Excuse me? I was positively horrified that the lady on the other end of the phone wasn’t tripping over herself with gratitude that I would be so honest on all accounts! Had I just kept the stuff, they would’ve gotten calls from three customers who never received their orders, and they would’ve had a shipping mystery on their hands. Plus, I could’ve bought airfare for my family to St. Barts over Christmas and brand-new iPods for all my blog readers using Celine’s Master Card!
I was so taken aback, I was nearly speechless. Finally I blurted out that I could sent it back, but that I didn’t know when I’d be able to get around to it. I mean, screw you, lady. You messed up, and now you expect me to save your stooopid ass?
She put me on hold, and when she came back, I thought I’d have some fun playing with her, so I told her that I hoped my housekeeper hadn’t taken the shirts and stuck them all in the washing machine.
Again, on hold.
She came back and said that they would send me a shipping envelope with a prepaid label. My, how gracious of you! I told her that I had caught the shirts just in time before hitting the laundry, but reminded her that the license plate frame, as I had explained in the email, was already on my car. They couldn’t exactly send it out as new.
Please hold. Oh, hi again. I could keep the frame. Isn’t that swell? She reiterated that I could just stick everything in the envelope they were sending and put it into my mailbox so my mailman could take it. Golly gee, so convenient!
I paused.
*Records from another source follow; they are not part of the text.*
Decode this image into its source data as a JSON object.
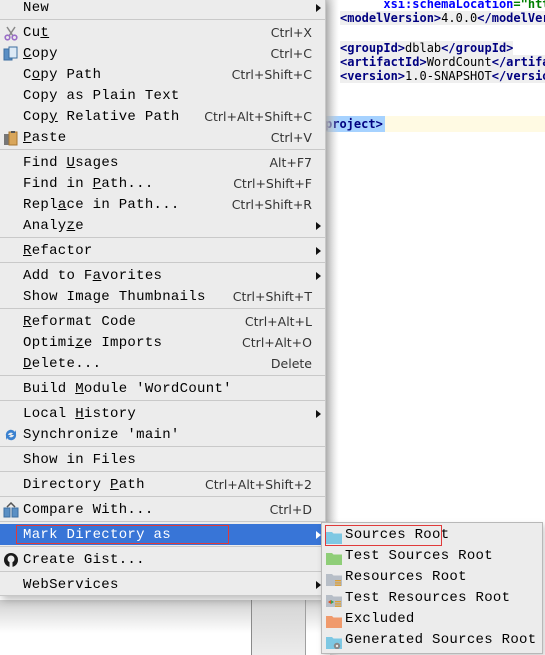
{
  "editor": {
    "lines": [
      {
        "parts": [
          {
            "t": "      ",
            "c": ""
          },
          {
            "t": "xsi:schemaLocation",
            "c": "attr"
          },
          {
            "t": "=\"http:",
            "c": "str"
          }
        ]
      },
      {
        "parts": [
          {
            "t": "<modelVersion>",
            "c": "tag"
          },
          {
            "t": "4.0.0",
            "c": ""
          },
          {
            "t": "</modelVers",
            "c": "tag"
          }
        ]
      },
      {
        "parts": []
      },
      {
        "parts": [
          {
            "t": "<groupId>",
            "c": "tag"
          },
          {
            "t": "dblab",
            "c": ""
          },
          {
            "t": "</groupId>",
            "c": "tag"
          }
        ]
      },
      {
        "parts": [
          {
            "t": "<artifactId>",
            "c": "tag"
          },
          {
            "t": "WordCount",
            "c": ""
          },
          {
            "t": "</artifa",
            "c": "tag"
          }
        ]
      },
      {
        "parts": [
          {
            "t": "<version>",
            "c": "tag"
          },
          {
            "t": "1.0-SNAPSHOT",
            "c": ""
          },
          {
            "t": "</version",
            "c": "tag"
          }
        ]
      }
    ],
    "closing_tag": "project>"
  },
  "menu": {
    "groups": [
      [
        {
          "label": "New",
          "mnemonic": -1,
          "shortcut": "",
          "submenu": true,
          "icon": ""
        }
      ],
      [
        {
          "label": "Cut",
          "mnemonic": 2,
          "shortcut": "Ctrl+X",
          "submenu": false,
          "icon": "scissors-icon"
        },
        {
          "label": "Copy",
          "mnemonic": 0,
          "shortcut": "Ctrl+C",
          "submenu": false,
          "icon": "copy-icon"
        },
        {
          "label": "Copy Path",
          "mnemonic": 1,
          "shortcut": "Ctrl+Shift+C",
          "submenu": false,
          "icon": ""
        },
        {
          "label": "Copy as Plain Text",
          "mnemonic": -1,
          "shortcut": "",
          "submenu": false,
          "icon": ""
        },
        {
          "label": "Copy Relative Path",
          "mnemonic": 3,
          "shortcut": "Ctrl+Alt+Shift+C",
          "submenu": false,
          "icon": ""
        },
        {
          "label": "Paste",
          "mnemonic": 0,
          "shortcut": "Ctrl+V",
          "submenu": false,
          "icon": "paste-icon"
        }
      ],
      [
        {
          "label": "Find Usages",
          "mnemonic": 5,
          "shortcut": "Alt+F7",
          "submenu": false,
          "icon": ""
        },
        {
          "label": "Find in Path...",
          "mnemonic": 8,
          "shortcut": "Ctrl+Shift+F",
          "submenu": false,
          "icon": ""
        },
        {
          "label": "Replace in Path...",
          "mnemonic": 4,
          "shortcut": "Ctrl+Shift+R",
          "submenu": false,
          "icon": ""
        },
        {
          "label": "Analyze",
          "mnemonic": 5,
          "shortcut": "",
          "submenu": true,
          "icon": ""
        }
      ],
      [
        {
          "label": "Refactor",
          "mnemonic": 0,
          "shortcut": "",
          "submenu": true,
          "icon": ""
        }
      ],
      [
        {
          "label": "Add to Favorites",
          "mnemonic": 8,
          "shortcut": "",
          "submenu": true,
          "icon": ""
        },
        {
          "label": "Show Image Thumbnails",
          "mnemonic": -1,
          "shortcut": "Ctrl+Shift+T",
          "submenu": false,
          "icon": ""
        }
      ],
      [
        {
          "label": "Reformat Code",
          "mnemonic": 0,
          "shortcut": "Ctrl+Alt+L",
          "submenu": false,
          "icon": ""
        },
        {
          "label": "Optimize Imports",
          "mnemonic": 6,
          "shortcut": "Ctrl+Alt+O",
          "submenu": false,
          "icon": ""
        },
        {
          "label": "Delete...",
          "mnemonic": 0,
          "shortcut": "Delete",
          "submenu": false,
          "icon": ""
        }
      ],
      [
        {
          "label": "Build Module 'WordCount'",
          "mnemonic": 6,
          "shortcut": "",
          "submenu": false,
          "icon": ""
        }
      ],
      [
        {
          "label": "Local History",
          "mnemonic": 6,
          "shortcut": "",
          "submenu": true,
          "icon": ""
        },
        {
          "label": "Synchronize 'main'",
          "mnemonic": -1,
          "shortcut": "",
          "submenu": false,
          "icon": "sync-icon"
        }
      ],
      [
        {
          "label": "Show in Files",
          "mnemonic": -1,
          "shortcut": "",
          "submenu": false,
          "icon": ""
        }
      ],
      [
        {
          "label": "Directory Path",
          "mnemonic": 10,
          "shortcut": "Ctrl+Alt+Shift+2",
          "submenu": false,
          "icon": ""
        }
      ],
      [
        {
          "label": "Compare With...",
          "mnemonic": -1,
          "shortcut": "Ctrl+D",
          "submenu": false,
          "icon": "compare-icon"
        }
      ],
      [
        {
          "label": "Mark Directory as",
          "mnemonic": -1,
          "shortcut": "",
          "submenu": true,
          "icon": "",
          "highlighted": true
        }
      ],
      [
        {
          "label": "Create Gist...",
          "mnemonic": -1,
          "shortcut": "",
          "submenu": false,
          "icon": "github-icon"
        }
      ],
      [
        {
          "label": "WebServices",
          "mnemonic": -1,
          "shortcut": "",
          "submenu": true,
          "icon": ""
        }
      ]
    ]
  },
  "submenu": {
    "items": [
      {
        "label": "Sources Root",
        "icon": "sources-root-folder-icon",
        "color": "#7ec8e3",
        "outlined": true
      },
      {
        "label": "Test Sources Root",
        "icon": "test-sources-root-folder-icon",
        "color": "#8fce78"
      },
      {
        "label": "Resources Root",
        "icon": "resources-root-folder-icon",
        "color": "#b7bec7"
      },
      {
        "label": "Test Resources Root",
        "icon": "test-resources-root-folder-icon",
        "color": "#b7bec7"
      },
      {
        "label": "Excluded",
        "icon": "excluded-folder-icon",
        "color": "#f09a6c"
      },
      {
        "label": "Generated Sources Root",
        "icon": "generated-sources-root-folder-icon",
        "color": "#7ec8e3"
      }
    ]
  },
  "colors": {
    "menu_bg": "#ececec",
    "highlight": "#3875d7",
    "annotation_box": "#e03a3a"
  }
}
I waited. I gave her the opportunity to “tell her what she’s won, Johnny!” but nothing. No gift certificate, no credit against some of my purchase, nothing. Again, I was incredulous. So before she hung up, I managed to casually slip in that this would be making a great story for my blog. I wished I could’ve seen her face because that comment, at least, elicited a nervous chuckle.
A few minutes later, I got an email from the owner that said:
Andrea, Thank you very much for being so honest-not too many people would have done what you did. Enjoy the License Plate and have a very happy holiday season. Thx Rob
End of story, though there’s still a little piece of me (as if any piece of me is little these days!) that wants to email Celine in Daytona Beach and tell her about the breach with her credit card. I just wasn’t feelin’ enough contrition from the folks at Jakes Good Newport.
Which is all a groovy counterpoint to my order from Zappos that I placed late Sunday morning and arrived at my door early Monday morning, less than 24 hours later. I don’t know how they do it, but that’s why Zappos has had my repeat business for 10 years, and why Jakes Good Newport can, frankly, bite me.